Life was incredibly simpler, but oh, what a fulfillment to start over, to be alive! To have little and yet feel you have all that you need. After all that I had been through, experiencing the kindness of God and compassion of so many people, I wanted to truly and sincerely give back. It was the least I could do.
What’s funny is, when you open yourself to be available, life sends you the opportunities to act upon it. I would soon receive emails from The Green Grocer customers who would share that the vegetables they were ordering were for their mom who was battling cancer, or that the patron himself was undergoing treatment. I would cry over their stories and unabashedly give myself to my email replies, sharing hope, encouragement, practical tips, anything.
My path led me to young people, mostly women, who were going through their own fight, and whatever knowledge I had I would give it, if only for them to know that they were not alone. Talking to a few women soon led me to start a small Viber group and we became a support group of cancer patients and survivors exchanging stories and experiences, comparing side effects, managing expectations, encouraging each other to the finish.
I remember Bebs and I having our favorite dimsum at the Singapore airport, waiting for our flight back to Manila after having just concluded my last chemo session. In a booth at Crystal Jade, it suddenly occurred to us that we (and I say we because my husband was every bit a casualty), we had finally completed the treatment. It was finished: the routine trudge from airport terminal to airport terminal, our pretend brave faces, the forbearance during infusions, toxic side effects, that undeniable smell of sickness. The suffering was finally over. The realization evoked such a ball of emotions that we simply cried over our hakao and noodle soup.
The frailty of man is that our sophistication demands that we make sense of the disorder in our lives. Because, really, what the hell just happened? How does life choose who gets the bad days, and who gets severe days? Surely there is a reason, a marked significance to one’s pain.
But there is no conclusive answer to why they happen. My mastery of the world is clearly just a meager understanding to the omniscience of a vast God. If there is any lesson cancer taught me, it is that I know nothing. Not the amount of control I have of the outcomes of life, and certainly not my time on earth. But what I do know for certain is that there is always grace — enough to pull you through your sorrow. And there is always love to encompass all your aching.
So here I am, six years later, alive, broken and yet with an inexplicable capacity to share Hope. The absolute truth is, I would not have been this person were it not for what I went through. But as I have heard it say, it takes broken soil to produce crop, broken grain to give bread, broken bread to give strength, and a broken alabaster box that gives forth perfume.
In closing, let me share with you the verse from the Psalms that carried me through my whole cancer experience.

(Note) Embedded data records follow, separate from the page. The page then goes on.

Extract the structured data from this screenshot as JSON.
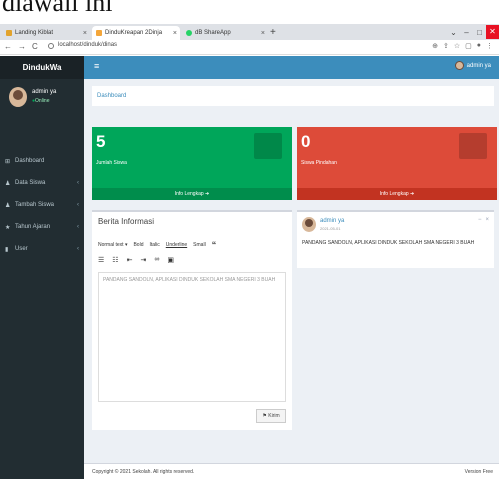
{
  "caption": "diawali ini",
  "browser": {
    "tabs": [
      {
        "label": "Landing Kiblat"
      },
      {
        "label": "DinduKreapan 2Dinja"
      },
      {
        "label": "dB ShareApp"
      }
    ],
    "url": "localhost/dinduk/dinas"
  },
  "app": {
    "logo": "DindukWa",
    "user": {
      "name": "admin ya",
      "status": "Online"
    },
    "menu": [
      {
        "label": "Dashboard",
        "icon": "dashboard-icon",
        "has_arrow": false
      },
      {
        "label": "Data Siswa",
        "icon": "user-icon",
        "has_arrow": true
      },
      {
        "label": "Tambah Siswa",
        "icon": "user-plus-icon",
        "has_arrow": true
      },
      {
        "label": "Tahun Ajaran",
        "icon": "star-icon",
        "has_arrow": true
      },
      {
        "label": "User",
        "icon": "book-icon",
        "has_arrow": true
      }
    ],
    "topnav_user": "admin ya"
  },
  "breadcrumb": "Dashboard",
  "stats": [
    {
      "number": "5",
      "label": "Jumlah Siswa",
      "footer": "Info Lengkap",
      "color": "#00a65a"
    },
    {
      "number": "0",
      "label": "Siswa Pindahan",
      "footer": "Info Lengkap",
      "color": "#dd4b39"
    }
  ],
  "editor": {
    "title": "Berita Informasi",
    "toolbar": [
      "Normal text",
      "Bold",
      "Italic",
      "Underline",
      "Small"
    ],
    "placeholder_text": "PANDANG SANDOLN, APLIKASI DINDUK SEKOLAH SMA NEGERI 3 BUAH",
    "send": "Kirim"
  },
  "post": {
    "user": "admin ya",
    "date": "2021-05-01",
    "text": "PANDANG SANDOLN, APLIKASI DINDUK SEKOLAH SMA NEGERI 3 BUAH"
  },
  "footer": {
    "copyright": "Copyright © 2021 Sekolah. All rights reserved.",
    "version": "Version Free"
  }
}
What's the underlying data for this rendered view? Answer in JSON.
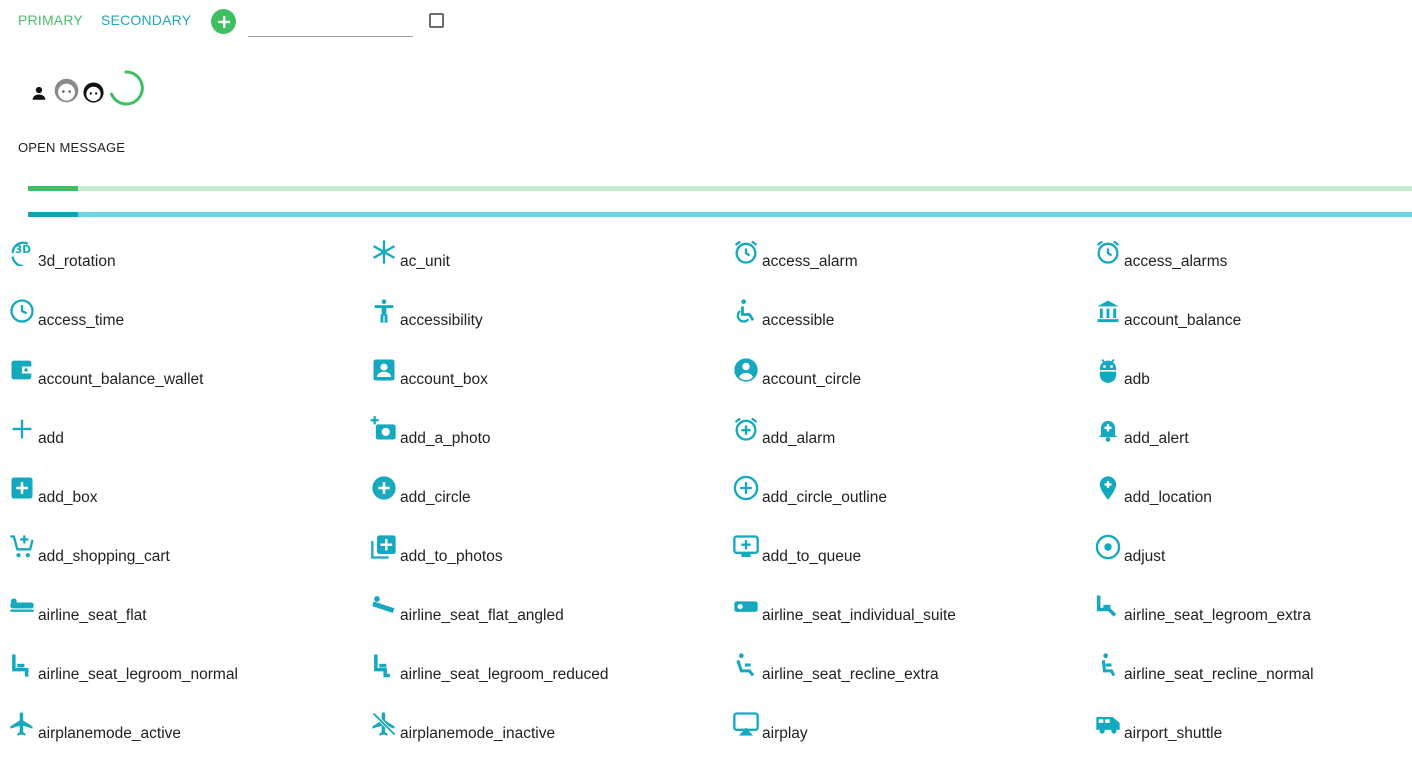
{
  "toolbar": {
    "primary_label": "PRIMARY",
    "secondary_label": "SECONDARY",
    "add_icon": "add-icon",
    "input_value": "",
    "checkbox_checked": false
  },
  "avatars": [
    "person-icon",
    "face-icon",
    "face-icon",
    "spinner"
  ],
  "open_message_label": "OPEN MESSAGE",
  "progress": {
    "primary_value": 0.036,
    "secondary_value": 0.036
  },
  "colors": {
    "primary": "#3fbf64",
    "primary_light": "#c5ebce",
    "secondary": "#17a2b4",
    "secondary_light": "#6ed4e0",
    "icon": "#15a9bf"
  },
  "icons": [
    {
      "name": "3d_rotation"
    },
    {
      "name": "ac_unit"
    },
    {
      "name": "access_alarm"
    },
    {
      "name": "access_alarms"
    },
    {
      "name": "access_time"
    },
    {
      "name": "accessibility"
    },
    {
      "name": "accessible"
    },
    {
      "name": "account_balance"
    },
    {
      "name": "account_balance_wallet"
    },
    {
      "name": "account_box"
    },
    {
      "name": "account_circle"
    },
    {
      "name": "adb"
    },
    {
      "name": "add"
    },
    {
      "name": "add_a_photo"
    },
    {
      "name": "add_alarm"
    },
    {
      "name": "add_alert"
    },
    {
      "name": "add_box"
    },
    {
      "name": "add_circle"
    },
    {
      "name": "add_circle_outline"
    },
    {
      "name": "add_location"
    },
    {
      "name": "add_shopping_cart"
    },
    {
      "name": "add_to_photos"
    },
    {
      "name": "add_to_queue"
    },
    {
      "name": "adjust"
    },
    {
      "name": "airline_seat_flat"
    },
    {
      "name": "airline_seat_flat_angled"
    },
    {
      "name": "airline_seat_individual_suite"
    },
    {
      "name": "airline_seat_legroom_extra"
    },
    {
      "name": "airline_seat_legroom_normal"
    },
    {
      "name": "airline_seat_legroom_reduced"
    },
    {
      "name": "airline_seat_recline_extra"
    },
    {
      "name": "airline_seat_recline_normal"
    },
    {
      "name": "airplanemode_active"
    },
    {
      "name": "airplanemode_inactive"
    },
    {
      "name": "airplay"
    },
    {
      "name": "airport_shuttle"
    }
  ]
}
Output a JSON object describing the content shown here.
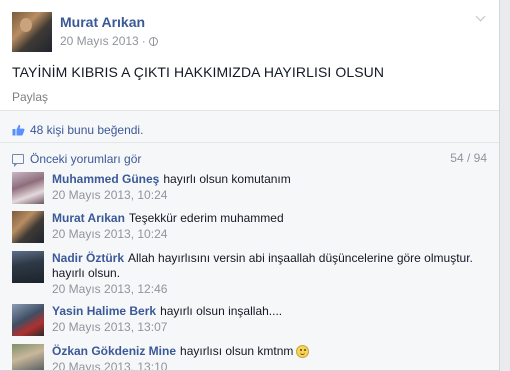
{
  "post": {
    "author": "Murat Arıkan",
    "date": "20 Mayıs 2013",
    "separator": "·",
    "text": "TAYİNİM KIBRIS A ÇIKTI HAKKIMIZDA HAYIRLISI OLSUN",
    "share_label": "Paylaş",
    "icons": {
      "privacy": "globe-icon",
      "menu": "chevron-down-icon"
    }
  },
  "ufi": {
    "likes_text": "48 kişi bunu beğendi.",
    "previous_comments_label": "Önceki yorumları gör",
    "comment_count": "54 / 94"
  },
  "comments": [
    {
      "name": "Muhammed Güneş",
      "text": "hayırlı olsun komutanım",
      "time": "20 Mayıs 2013, 10:24"
    },
    {
      "name": "Murat Arıkan",
      "text": "Teşekkür ederim muhammed",
      "time": "20 Mayıs 2013, 10:24"
    },
    {
      "name": "Nadir Öztürk",
      "text": "Allah hayırlısını versin abi inşaallah düşüncelerine göre olmuştur. hayırlı olsun.",
      "time": "20 Mayıs 2013, 12:46"
    },
    {
      "name": "Yasin Halime Berk",
      "text": "hayırlı olsun inşallah....",
      "time": "20 Mayıs 2013, 13:07"
    },
    {
      "name": "Özkan Gökdeniz Mine",
      "text": "hayırlısı olsun kmtnm",
      "time": "20 Mayıs 2013, 13:10"
    }
  ],
  "colors": {
    "link": "#3b5998",
    "muted": "#90949c",
    "ufi_background": "#f6f7f9"
  }
}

It was my little prayer which I repeated over and over and over, every time I was afraid or uncertain of outcomes. If you are going through a tough time in your life, I hope it encourages you. Psalm 31 from The Message translation reads:

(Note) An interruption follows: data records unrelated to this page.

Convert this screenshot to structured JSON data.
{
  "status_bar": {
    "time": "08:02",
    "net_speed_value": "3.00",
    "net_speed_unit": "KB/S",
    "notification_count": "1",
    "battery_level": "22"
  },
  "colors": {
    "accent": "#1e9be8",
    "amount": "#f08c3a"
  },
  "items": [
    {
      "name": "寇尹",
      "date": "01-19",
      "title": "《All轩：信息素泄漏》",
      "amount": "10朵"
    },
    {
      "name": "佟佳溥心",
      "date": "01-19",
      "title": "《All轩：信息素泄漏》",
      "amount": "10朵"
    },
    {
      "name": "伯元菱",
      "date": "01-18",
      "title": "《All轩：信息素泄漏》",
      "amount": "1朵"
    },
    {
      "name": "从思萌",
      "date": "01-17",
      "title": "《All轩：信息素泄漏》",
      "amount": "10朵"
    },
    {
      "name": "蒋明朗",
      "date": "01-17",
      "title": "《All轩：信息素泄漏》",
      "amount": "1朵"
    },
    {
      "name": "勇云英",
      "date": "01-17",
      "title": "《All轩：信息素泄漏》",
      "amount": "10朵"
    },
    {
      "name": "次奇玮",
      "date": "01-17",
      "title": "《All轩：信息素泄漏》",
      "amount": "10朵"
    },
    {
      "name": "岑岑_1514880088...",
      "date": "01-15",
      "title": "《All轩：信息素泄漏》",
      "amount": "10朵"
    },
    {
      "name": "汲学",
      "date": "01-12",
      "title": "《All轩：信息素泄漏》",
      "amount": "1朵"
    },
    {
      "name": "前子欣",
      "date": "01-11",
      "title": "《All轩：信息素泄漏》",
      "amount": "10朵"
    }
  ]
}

You are my cave to hide in, my cliff to climb.
Be my safe leader, be my true mountain guide.
Free me from hidden traps;
I want to hide in you.
I’ve put my life in your hands.

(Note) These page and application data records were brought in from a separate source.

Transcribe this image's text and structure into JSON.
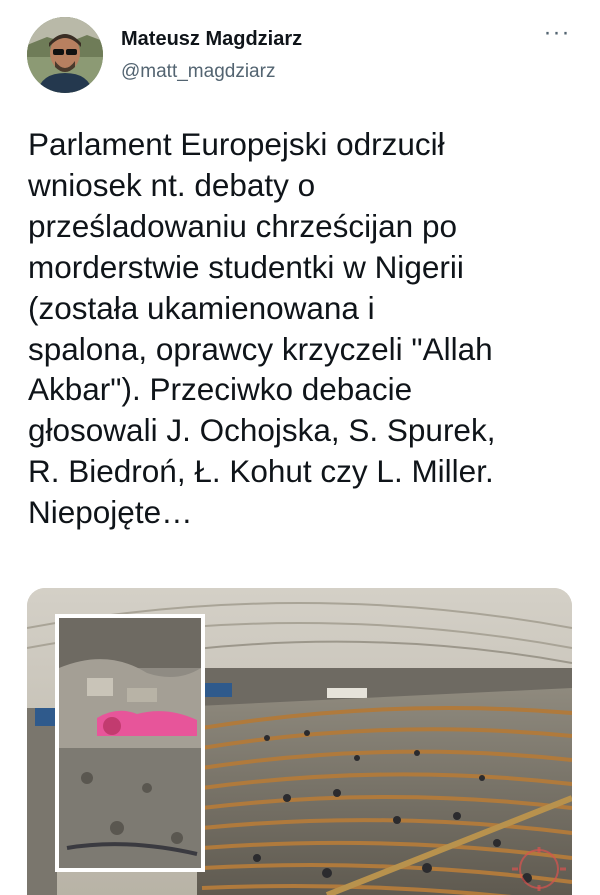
{
  "author": {
    "display_name": "Mateusz Magdziarz",
    "handle": "@matt_magdziarz"
  },
  "more_button": "···",
  "tweet": {
    "text": "Parlament Europejski odrzucił\nwniosek nt. debaty o\nprześladowaniu chrześcijan po\nmorderstwie studentki w Nigerii\n(została ukamienowana i\nspalona, oprawcy krzyczeli \"Allah\nAkbar\"). Przeciwko debacie\ngłosowali J. Ochojska, S. Spurek,\nR. Biedroń, Ł. Kohut czy L. Miller.\nNiepojęte…"
  },
  "media": {
    "main_image": "european-parliament-plenary-hall",
    "inset_image": "rubble-and-debris-photo"
  },
  "watermark_logo": "jbzd-logo",
  "colors": {
    "text_primary": "#0f1419",
    "text_secondary": "#536471",
    "seat_color": "#b07a3c",
    "watermark": "#d9534f"
  }
}
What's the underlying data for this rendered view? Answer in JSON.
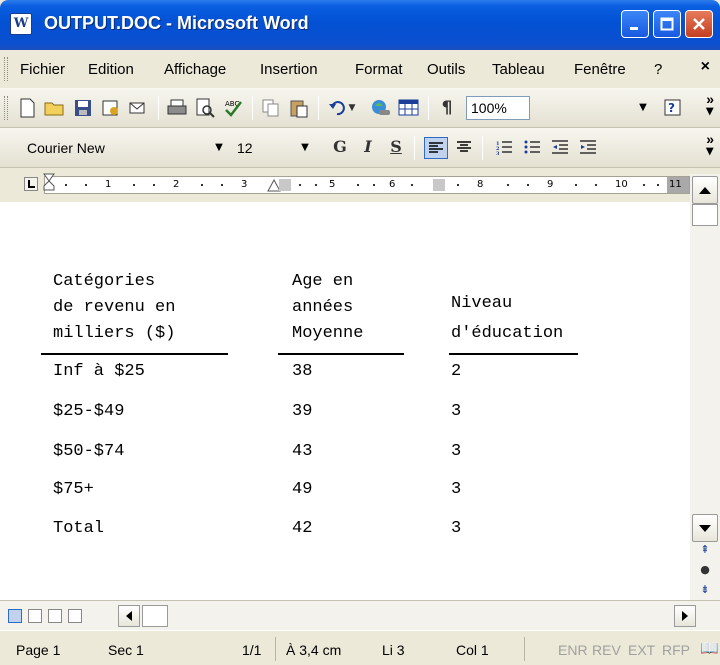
{
  "window": {
    "title": "OUTPUT.DOC - Microsoft Word",
    "app_icon_letter": "W"
  },
  "menu": {
    "items": [
      "Fichier",
      "Edition",
      "Affichage",
      "Insertion",
      "Format",
      "Outils",
      "Tableau",
      "Fenêtre",
      "?"
    ],
    "close_glyph": "×"
  },
  "toolbar_standard": {
    "zoom": "100%"
  },
  "toolbar_format": {
    "font_name": "Courier New",
    "font_size": "12",
    "bold_label": "G",
    "italic_label": "I",
    "underline_label": "S"
  },
  "ruler": {
    "labels": [
      "1",
      "2",
      "3",
      "5",
      "6",
      "8",
      "9",
      "10",
      "11"
    ]
  },
  "document": {
    "headers": {
      "col1": [
        "Catégories",
        "de revenu en",
        "milliers ($)"
      ],
      "col2": [
        "Age en",
        "années",
        "Moyenne"
      ],
      "col3": [
        "Niveau",
        "d'éducation"
      ]
    },
    "rows": [
      {
        "category": "Inf à $25",
        "age": "38",
        "education": "2"
      },
      {
        "category": "$25-$49",
        "age": "39",
        "education": "3"
      },
      {
        "category": "$50-$74",
        "age": "43",
        "education": "3"
      },
      {
        "category": "$75+",
        "age": "49",
        "education": "3"
      },
      {
        "category": "Total",
        "age": "42",
        "education": "3"
      }
    ]
  },
  "statusbar": {
    "page": "Page 1",
    "section": "Sec 1",
    "pages": "1/1",
    "position": "À 3,4 cm",
    "line": "Li 3",
    "column": "Col 1",
    "modes": [
      "ENR",
      "REV",
      "EXT",
      "RFP"
    ]
  },
  "colors": {
    "titlebar": "#0451d4",
    "chrome": "#ece9d8",
    "close_button": "#c43f20"
  }
}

You won’t drop me, you’ll never let me down.
Desperate, I throw myself on you:
you are my God!
Hour by hour I place my days in your hand,
safe from the hands out to get me.
Warm me, your servant, with a smile;
save me because you love me.
Thank you, I am grateful for all of your time.